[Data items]
┄┄┄┄┄┄

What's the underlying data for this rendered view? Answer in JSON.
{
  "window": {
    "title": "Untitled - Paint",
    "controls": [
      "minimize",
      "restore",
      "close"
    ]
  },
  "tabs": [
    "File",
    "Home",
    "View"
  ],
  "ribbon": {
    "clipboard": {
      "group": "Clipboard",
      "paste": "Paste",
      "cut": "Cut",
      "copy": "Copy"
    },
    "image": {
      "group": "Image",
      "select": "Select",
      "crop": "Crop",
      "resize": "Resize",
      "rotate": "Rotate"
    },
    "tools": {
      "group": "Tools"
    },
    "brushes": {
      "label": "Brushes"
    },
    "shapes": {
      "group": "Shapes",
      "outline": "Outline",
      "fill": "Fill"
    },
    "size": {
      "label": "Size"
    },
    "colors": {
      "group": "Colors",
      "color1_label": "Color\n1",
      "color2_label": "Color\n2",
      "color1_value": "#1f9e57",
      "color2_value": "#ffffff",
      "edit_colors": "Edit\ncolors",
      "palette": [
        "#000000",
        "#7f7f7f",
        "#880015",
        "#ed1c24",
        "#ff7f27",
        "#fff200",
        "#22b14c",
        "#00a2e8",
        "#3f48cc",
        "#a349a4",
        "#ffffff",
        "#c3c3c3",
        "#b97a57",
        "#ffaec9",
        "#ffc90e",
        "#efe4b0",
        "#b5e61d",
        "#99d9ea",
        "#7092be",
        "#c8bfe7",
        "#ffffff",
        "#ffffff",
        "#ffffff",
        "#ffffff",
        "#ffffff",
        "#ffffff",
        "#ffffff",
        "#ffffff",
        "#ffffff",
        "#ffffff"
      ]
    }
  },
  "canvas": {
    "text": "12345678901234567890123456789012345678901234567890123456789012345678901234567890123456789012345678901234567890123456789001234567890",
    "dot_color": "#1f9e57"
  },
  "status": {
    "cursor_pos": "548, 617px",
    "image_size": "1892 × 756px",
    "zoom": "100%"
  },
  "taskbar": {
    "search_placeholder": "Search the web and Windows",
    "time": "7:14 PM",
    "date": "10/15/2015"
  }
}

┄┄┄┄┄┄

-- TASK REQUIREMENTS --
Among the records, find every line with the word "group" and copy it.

-- OUTPUT --
      "group": "Clipboard",
      "group": "Image",
      "group": "Tools"
      "group": "Shapes",
      "group": "Colors",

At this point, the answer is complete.